Shoulder height 40cm. Weight 10–15kg.
This bulky, long-haired, rather feline creature of the African night is primarily carnivorous, feeding on small animals and carrion, but will also eat fruit. It has a similar-coloured coat to a leopard: densely blotched with large black spots becoming stripes towards the head. Civets are widespread and common throughout Zambia in many habitats, and make frequent cameo appearances on night drives. Though occasionally called 'civet cats', this is misleading because they are far more closely related to the mongooses than the felines.Similar species
: The smaller, more slender tree civet
) is an arboreal forest animal with a dark brown coat marked with black spots.
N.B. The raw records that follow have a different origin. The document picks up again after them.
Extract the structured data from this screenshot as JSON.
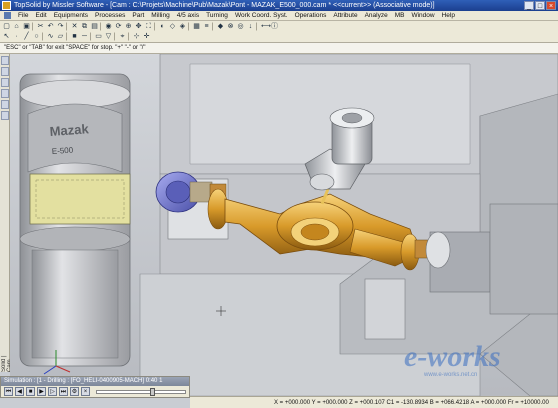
{
  "window": {
    "title": "TopSolid by Missler Software - [Cam : C:\\Projets\\Machine\\Pub\\Mazak\\Pont - MAZAK_E500_000.cam * <<current>> (Associative mode)]",
    "controls": [
      "_",
      "□",
      "×"
    ]
  },
  "menu": [
    "File",
    "Edit",
    "Equipments",
    "Processes",
    "Part",
    "Milling",
    "4/5 axis",
    "Turning",
    "Work Coord. Syst.",
    "Operations",
    "Attribute",
    "Analyze",
    "MB",
    "Window",
    "Help"
  ],
  "toolbar": {
    "row1": [
      "new-icon",
      "open-icon",
      "save-icon",
      "sep",
      "cut-icon",
      "undo-icon",
      "redo-icon",
      "sep",
      "delete-icon",
      "copy-icon",
      "paste-icon",
      "sep",
      "view-icon",
      "rotate-icon",
      "zoom-icon",
      "pan-icon",
      "fit-icon",
      "sep",
      "shade-icon",
      "wire-icon",
      "hidden-icon",
      "sep",
      "grid-icon",
      "layer-icon",
      "sep",
      "part-icon",
      "mill-icon",
      "turn-icon",
      "drill-icon",
      "sep",
      "measure-icon",
      "info-icon"
    ],
    "row2": [
      "select-icon",
      "point-icon",
      "line-icon",
      "circle-icon",
      "sep",
      "curve-icon",
      "surface-icon",
      "sep",
      "color-icon",
      "style-icon",
      "sep",
      "layer-select-icon",
      "filter-icon",
      "sep",
      "snap-icon",
      "sep",
      "coord-icon",
      "cursor-icon"
    ]
  },
  "command_prompt": "\"ESC\" or \"TAB\" for exit \"SPACE\" for stop. \"+\" \"-\" or \"/\"",
  "side_label": "Solid | Cam",
  "machine": {
    "brand": "Mazak",
    "model": "E-500"
  },
  "watermark": {
    "text": "e-works",
    "subtext": "www.e-works.net.cn"
  },
  "simulation": {
    "title": "Simulation : [1 - Drilling : [FO_HELI-0400905-MACH] 0:40 1",
    "buttons": [
      "rewind-icon",
      "step-back-icon",
      "stop-icon",
      "play-icon",
      "step-forward-icon",
      "end-icon",
      "settings-icon",
      "close-icon"
    ],
    "progress": 0.6
  },
  "status": "X = +000.000  Y = +000.000  Z = +000.107  C1 = -130.8934  B = +066.4218  A = +000.000  Fr = +10000.00",
  "colors": {
    "part": "#d89a2a",
    "fixture": "#6f74c8",
    "machine": "#bfc1c6",
    "titlebar": "#2f5fb8"
  }
}
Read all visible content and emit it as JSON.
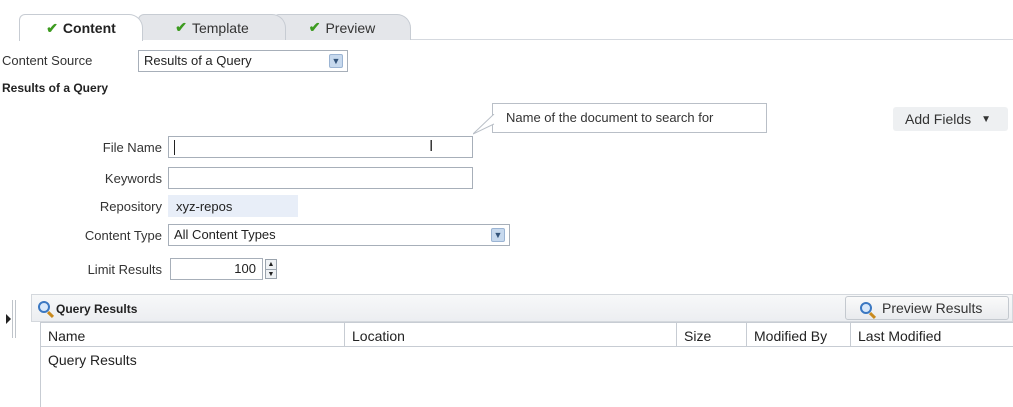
{
  "tabs": [
    {
      "label": "Content",
      "active": true
    },
    {
      "label": "Template",
      "active": false
    },
    {
      "label": "Preview",
      "active": false
    }
  ],
  "content_source": {
    "label": "Content Source",
    "value": "Results of a Query"
  },
  "section_title": "Results of a Query",
  "tooltip": "Name of the document to search for",
  "add_fields_label": "Add Fields",
  "form": {
    "file_name": {
      "label": "File Name",
      "value": ""
    },
    "keywords": {
      "label": "Keywords",
      "value": ""
    },
    "repository": {
      "label": "Repository",
      "value": "xyz-repos"
    },
    "content_type": {
      "label": "Content Type",
      "value": "All Content Types"
    },
    "limit_results": {
      "label": "Limit Results",
      "value": "100"
    }
  },
  "query_results": {
    "title": "Query Results",
    "preview_button": "Preview Results",
    "columns": [
      "Name",
      "Location",
      "Size",
      "Modified By",
      "Last Modified"
    ],
    "first_row": "Query Results"
  },
  "colors": {
    "accent": "#3d9b20",
    "panel_border": "#c7ccd3",
    "selection": "#e8eef8"
  }
}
It really a resident of the equatorial forests, although is found in a few mountain areas on Zambia's Malawi border (including Nyika) as well as north of Mwinilunga. It is nocturnal, solitary, and largely arboreal – and so is very seldom seen.
The small-spotted genet
(Genetta genetta), large-spotted genet (Genetta tigrina) and rusty-spotted genet (Genetta rubignosa) are the most widespread members in Zambia of a large group of similar small predators (which even the experts often can't tell apart without examining their skins by hand). All the genets are slender and rather feline in appearance (though they are not cats), with a grey to gold-brown coat marked with black spots (perhaps combining into short bars) and a long ringed tail.
You're most likely to see them on nocturnal game drives or occasionally scavenging around game reserve lodges. They are found all over Zambia, even in urban areas if there is a plentiful supply of rodents. They are excellent climbers and opportunists, eating fruit, small birds, termites and even scorpions.